Amoretti LXXV: One Day I Wrote Her Name

One day I wrote her name upon the strand,
But came the waves and washed it away:
Agayne I wrote it with a second hand,
But came the tyde, and made my paynes his pray.
"Vayne man," sayd she, "that doest in vaine assay.
A mortall thing so to immortalize,
For I my selve shall lyke to this decay,
and eek my name bee wyped out lykewize."
"Not so," quod I, "let baser things devize,
To dy in dust, but you shall live by fame:
My verse your vertues rare shall eternize,
And in the heavens wryte your glorious name.
Where whenas death shall all the world subdew,
Our love shall live, and later life renew." 

The poem “One day I wrote her name upon the strand” is written by Edmund Spenser, for his lady love, Elizabeth Boyle, who later becomes his wife.

Amoretti is a sonnet cycle by Edmund Spencer. It's a sonnet of 14 lines with a rhyme scheme of abab bcbc cdcd ee... This word is derived from the Latin word, "Amor" meaning Cupid.

This poem tries to portray that, if you love someone, the love does not have to end.  Love is eternal.  

The purpose of this poem, is to make one realize that lives are not forever, relationships are not forever, but love is. Love is the only thing stretches beyond mortality. It follows us to our next lives and lead to the path to heaven.

The opening scene reveals a man writing his woman's name on the sand, but it's washed away by the waves.  He tries again, but it happens again. “But came the tyde, and made my paynes his prey”. 

The first eight lines of this poem, beautifully illustrates a man who tries to make his mortal love, immortal.This man tried to write her name upon the strand twice, he is trying to do the same thing twice and hopes to expect different results, this illustrates insanity on the mans part. His lady love calls him “Vayne man".  "Vayne" (vain) because he writes on the sand, expecting for the name to stay and it obviously wont because the tide will wash it away. She continues, “that doest in vayne assay a mortall thing so to immortalize. For I my selve shall, lyke to this decay, And eek my name bee wyped out lykewize”, meaning her lover is a fool in the aspect of life and relationships. Just like the sand is washed away from the tide, she will die eventually, one day and there is nothing that he can do to control that,as immortality is not real. 

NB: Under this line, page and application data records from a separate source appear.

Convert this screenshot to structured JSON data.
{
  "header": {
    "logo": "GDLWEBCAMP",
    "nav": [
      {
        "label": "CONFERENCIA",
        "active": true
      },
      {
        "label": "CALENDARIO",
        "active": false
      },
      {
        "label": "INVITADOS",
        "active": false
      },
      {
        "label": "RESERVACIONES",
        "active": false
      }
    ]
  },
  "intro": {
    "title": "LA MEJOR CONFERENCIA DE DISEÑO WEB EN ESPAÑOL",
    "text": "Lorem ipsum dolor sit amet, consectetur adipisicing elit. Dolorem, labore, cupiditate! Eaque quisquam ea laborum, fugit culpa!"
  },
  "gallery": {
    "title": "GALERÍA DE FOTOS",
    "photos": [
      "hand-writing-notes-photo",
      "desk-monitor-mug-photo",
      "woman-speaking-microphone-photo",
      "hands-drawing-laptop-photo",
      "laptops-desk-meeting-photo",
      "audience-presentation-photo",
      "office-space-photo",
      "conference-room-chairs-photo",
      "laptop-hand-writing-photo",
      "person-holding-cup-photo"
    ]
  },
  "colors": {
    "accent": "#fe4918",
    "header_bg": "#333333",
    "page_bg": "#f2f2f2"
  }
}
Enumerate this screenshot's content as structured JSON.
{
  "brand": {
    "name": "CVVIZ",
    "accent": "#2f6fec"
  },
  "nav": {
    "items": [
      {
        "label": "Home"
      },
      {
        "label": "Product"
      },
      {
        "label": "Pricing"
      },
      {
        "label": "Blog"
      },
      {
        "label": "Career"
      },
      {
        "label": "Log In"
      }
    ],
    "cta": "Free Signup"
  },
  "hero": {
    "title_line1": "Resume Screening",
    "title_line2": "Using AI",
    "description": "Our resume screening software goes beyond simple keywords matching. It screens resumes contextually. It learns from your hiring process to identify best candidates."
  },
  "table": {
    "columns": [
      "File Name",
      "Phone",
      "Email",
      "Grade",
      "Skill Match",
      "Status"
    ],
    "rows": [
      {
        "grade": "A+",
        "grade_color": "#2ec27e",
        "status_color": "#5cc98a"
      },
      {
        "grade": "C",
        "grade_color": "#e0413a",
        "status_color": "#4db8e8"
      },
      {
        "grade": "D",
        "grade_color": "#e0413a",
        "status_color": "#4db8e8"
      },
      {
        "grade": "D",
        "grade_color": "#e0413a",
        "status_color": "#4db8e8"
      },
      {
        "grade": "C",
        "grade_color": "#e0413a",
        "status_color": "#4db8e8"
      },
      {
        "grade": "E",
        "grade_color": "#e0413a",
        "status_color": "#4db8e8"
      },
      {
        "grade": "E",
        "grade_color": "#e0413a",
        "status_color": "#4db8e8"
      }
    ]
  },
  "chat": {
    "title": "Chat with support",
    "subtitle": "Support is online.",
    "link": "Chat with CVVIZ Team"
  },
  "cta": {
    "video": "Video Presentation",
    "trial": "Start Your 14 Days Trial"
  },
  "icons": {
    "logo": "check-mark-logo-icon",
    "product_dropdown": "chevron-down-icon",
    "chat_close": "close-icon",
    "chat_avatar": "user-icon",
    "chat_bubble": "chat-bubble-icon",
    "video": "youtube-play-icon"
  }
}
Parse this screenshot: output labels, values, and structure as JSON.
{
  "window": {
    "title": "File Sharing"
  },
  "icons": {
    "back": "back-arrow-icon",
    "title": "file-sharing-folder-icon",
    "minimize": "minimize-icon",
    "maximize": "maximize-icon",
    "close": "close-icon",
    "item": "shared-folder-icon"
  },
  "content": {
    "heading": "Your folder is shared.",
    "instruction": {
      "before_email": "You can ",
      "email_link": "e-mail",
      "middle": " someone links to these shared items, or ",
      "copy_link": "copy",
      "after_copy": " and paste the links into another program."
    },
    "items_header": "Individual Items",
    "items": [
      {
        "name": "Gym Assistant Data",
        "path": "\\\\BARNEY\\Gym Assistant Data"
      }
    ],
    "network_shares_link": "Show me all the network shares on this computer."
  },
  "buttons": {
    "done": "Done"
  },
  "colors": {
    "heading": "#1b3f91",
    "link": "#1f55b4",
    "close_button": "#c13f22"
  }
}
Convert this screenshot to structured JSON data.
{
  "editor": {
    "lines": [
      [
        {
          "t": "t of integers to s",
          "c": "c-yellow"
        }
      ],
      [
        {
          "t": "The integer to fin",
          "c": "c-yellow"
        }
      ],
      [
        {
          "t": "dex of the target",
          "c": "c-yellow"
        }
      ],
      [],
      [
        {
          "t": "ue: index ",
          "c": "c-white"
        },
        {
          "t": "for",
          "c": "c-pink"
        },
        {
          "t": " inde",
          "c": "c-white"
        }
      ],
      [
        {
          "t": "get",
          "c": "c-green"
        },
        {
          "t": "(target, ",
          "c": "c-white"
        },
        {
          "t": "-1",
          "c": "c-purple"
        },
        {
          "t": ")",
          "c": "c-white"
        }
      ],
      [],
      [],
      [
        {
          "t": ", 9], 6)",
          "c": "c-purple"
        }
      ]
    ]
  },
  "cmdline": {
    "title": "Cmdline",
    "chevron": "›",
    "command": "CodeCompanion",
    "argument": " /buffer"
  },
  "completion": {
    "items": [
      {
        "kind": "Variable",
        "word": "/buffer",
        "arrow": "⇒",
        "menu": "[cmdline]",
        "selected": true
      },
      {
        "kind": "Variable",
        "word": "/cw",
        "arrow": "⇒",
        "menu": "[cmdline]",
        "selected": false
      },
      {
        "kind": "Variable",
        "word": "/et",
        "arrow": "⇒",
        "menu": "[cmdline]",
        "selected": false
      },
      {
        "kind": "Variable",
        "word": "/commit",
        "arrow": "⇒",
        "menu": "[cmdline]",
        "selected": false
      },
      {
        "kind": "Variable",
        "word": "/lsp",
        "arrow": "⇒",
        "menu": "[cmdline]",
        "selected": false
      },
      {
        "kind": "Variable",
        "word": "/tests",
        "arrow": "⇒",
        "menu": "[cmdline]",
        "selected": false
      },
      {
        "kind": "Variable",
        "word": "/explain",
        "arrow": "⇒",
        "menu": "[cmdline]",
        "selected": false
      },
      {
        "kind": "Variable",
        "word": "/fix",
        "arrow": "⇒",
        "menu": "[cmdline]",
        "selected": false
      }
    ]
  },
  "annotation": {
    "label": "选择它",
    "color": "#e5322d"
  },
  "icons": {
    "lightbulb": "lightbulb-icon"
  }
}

The poem goes on to say “Not so,” quod I, “let baser things devize, to dy in dust, but you shall live by fame: My verse your vertues rare shall eternize, And in the heavens wryte your glorious name”. Here poet claims that, he can make their love last forever despite mortality. He says he can do this by using his verse.  

The last two lines of the poem are the rhyming couplets, “Where whenas death shall all the world subdew, Our love shall live, and later life renew.” What the poet is trying to portray is that they may live mortal lives but their love will last forever. They will be together until death and even after death they will reunite into the kingdom of heaven, where they will live forever.